This battleground had been visited by his great-great-grandfather Prince Albert I on August 9, 1916, accompanied by his son, Hereditary Prince Louis II, then enlisted in the French Army, a liaison officer of the Fifth Army, who controlled this territory.[caption id="attachment_19485" align="alignnone" width="993"] Photo: G. Luci /Princely Palace[/caption] [caption id="attachment_19484" align="alignnone" width="993"] Photo: G. Luci /Princely Palace[/caption]
In the company of Dominique Decaudin, Mayor of Cormicy, Prince Albert II climbed several hundred meters of elevation to reach this strategic location, where there remains a casemate, in the middle of a forest still scarred by bombings.
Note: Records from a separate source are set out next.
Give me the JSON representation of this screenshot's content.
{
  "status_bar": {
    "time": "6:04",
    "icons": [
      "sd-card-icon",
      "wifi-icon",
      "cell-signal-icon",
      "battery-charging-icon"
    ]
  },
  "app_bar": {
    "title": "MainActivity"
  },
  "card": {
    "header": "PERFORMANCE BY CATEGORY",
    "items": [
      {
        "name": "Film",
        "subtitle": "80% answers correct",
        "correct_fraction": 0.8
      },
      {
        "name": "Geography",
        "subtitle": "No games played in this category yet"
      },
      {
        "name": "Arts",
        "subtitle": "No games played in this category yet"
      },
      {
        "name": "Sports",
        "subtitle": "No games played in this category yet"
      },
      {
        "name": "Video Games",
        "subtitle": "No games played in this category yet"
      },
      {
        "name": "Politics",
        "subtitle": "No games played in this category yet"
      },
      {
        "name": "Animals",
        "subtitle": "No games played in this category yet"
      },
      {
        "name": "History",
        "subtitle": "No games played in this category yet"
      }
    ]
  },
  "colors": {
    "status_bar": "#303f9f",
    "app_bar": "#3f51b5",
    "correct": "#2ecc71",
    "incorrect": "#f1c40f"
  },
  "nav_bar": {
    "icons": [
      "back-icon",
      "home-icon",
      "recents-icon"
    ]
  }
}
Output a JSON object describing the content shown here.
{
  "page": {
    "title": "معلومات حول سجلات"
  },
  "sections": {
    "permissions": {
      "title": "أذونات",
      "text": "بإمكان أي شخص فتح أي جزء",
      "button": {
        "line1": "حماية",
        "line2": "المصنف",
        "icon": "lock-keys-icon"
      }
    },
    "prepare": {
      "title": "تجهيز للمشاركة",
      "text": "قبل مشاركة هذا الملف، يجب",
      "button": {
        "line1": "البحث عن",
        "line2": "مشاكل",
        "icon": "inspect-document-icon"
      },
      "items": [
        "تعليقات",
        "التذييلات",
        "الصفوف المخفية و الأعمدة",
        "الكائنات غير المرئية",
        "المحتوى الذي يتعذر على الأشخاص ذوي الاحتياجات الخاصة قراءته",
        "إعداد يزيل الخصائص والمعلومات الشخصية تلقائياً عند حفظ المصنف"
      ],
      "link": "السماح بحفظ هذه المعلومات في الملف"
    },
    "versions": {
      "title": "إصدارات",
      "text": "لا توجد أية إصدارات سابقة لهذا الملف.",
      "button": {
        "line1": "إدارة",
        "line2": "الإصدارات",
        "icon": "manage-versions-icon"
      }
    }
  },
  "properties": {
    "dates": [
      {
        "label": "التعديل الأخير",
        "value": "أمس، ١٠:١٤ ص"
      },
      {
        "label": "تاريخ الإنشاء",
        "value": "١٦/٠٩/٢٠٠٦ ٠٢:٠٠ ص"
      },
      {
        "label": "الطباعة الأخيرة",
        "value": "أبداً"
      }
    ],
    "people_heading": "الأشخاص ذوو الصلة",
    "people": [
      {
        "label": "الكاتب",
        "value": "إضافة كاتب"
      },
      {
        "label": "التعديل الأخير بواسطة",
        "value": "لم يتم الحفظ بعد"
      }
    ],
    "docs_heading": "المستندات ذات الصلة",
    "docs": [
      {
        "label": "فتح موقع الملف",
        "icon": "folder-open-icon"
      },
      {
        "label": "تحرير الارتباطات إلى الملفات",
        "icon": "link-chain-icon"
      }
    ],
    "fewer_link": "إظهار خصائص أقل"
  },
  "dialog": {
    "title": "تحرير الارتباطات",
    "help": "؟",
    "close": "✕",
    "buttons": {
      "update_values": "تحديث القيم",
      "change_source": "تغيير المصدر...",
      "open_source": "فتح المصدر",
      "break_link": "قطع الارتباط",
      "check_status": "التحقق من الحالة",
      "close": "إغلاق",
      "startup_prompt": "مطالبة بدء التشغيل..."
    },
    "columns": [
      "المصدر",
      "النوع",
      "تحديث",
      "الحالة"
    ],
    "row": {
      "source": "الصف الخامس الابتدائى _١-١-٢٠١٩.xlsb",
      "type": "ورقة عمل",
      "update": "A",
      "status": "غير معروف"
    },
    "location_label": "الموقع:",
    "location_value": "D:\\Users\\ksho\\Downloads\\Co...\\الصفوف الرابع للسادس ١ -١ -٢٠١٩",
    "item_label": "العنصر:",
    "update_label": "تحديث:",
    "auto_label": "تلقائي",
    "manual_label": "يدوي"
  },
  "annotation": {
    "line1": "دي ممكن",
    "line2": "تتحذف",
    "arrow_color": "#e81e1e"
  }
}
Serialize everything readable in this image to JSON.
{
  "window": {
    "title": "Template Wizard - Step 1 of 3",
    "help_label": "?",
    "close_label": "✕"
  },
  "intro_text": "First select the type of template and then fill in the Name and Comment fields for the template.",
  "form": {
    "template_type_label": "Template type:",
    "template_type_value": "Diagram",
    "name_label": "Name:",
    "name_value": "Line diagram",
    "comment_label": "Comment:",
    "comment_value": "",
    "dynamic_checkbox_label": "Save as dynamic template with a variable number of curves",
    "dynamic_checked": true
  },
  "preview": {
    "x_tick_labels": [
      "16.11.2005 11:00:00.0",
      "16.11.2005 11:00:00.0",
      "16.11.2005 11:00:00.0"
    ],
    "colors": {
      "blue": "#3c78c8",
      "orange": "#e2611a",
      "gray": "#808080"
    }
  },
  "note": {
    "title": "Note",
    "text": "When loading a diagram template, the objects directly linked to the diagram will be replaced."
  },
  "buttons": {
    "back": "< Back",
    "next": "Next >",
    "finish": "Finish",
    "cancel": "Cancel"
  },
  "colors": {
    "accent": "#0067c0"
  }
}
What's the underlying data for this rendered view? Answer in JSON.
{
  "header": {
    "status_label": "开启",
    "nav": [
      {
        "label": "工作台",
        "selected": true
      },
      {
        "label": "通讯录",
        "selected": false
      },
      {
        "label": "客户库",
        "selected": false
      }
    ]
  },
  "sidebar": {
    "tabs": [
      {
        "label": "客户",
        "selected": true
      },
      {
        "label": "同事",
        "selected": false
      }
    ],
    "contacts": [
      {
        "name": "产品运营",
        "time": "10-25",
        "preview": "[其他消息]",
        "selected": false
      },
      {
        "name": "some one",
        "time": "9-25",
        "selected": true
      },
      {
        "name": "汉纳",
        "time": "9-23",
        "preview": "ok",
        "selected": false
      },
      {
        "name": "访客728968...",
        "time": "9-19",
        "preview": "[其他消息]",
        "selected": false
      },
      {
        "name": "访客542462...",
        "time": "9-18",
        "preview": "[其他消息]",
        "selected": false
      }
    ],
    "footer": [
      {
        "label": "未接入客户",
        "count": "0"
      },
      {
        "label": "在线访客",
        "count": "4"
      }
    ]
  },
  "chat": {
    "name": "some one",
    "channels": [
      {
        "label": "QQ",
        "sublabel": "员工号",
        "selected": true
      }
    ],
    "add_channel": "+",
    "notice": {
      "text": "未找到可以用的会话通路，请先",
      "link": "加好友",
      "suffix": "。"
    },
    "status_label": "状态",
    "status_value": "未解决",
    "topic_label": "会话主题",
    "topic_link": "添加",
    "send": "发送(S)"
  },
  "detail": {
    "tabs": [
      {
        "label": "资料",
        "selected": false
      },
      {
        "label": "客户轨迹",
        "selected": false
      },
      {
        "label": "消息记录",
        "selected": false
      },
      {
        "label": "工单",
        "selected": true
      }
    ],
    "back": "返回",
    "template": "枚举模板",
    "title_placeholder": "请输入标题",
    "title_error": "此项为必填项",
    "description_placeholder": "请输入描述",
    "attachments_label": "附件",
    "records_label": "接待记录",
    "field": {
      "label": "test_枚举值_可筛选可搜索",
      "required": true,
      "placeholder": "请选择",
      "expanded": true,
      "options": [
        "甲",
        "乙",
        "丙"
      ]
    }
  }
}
On this occasion the prince unveiled a pupitre, a commemorative stand, which was dedicated on the initiative of the Association "Cormicy ma ville, son histoire" (My city, its history).[caption id="attachment_19483" align="alignnone" width="993"] Photo: G. Luci /Princely Palace[/caption] [caption id="attachment_19486" align="alignnone" width="993"] Photo: G. Luci /Princely Palace[/caption]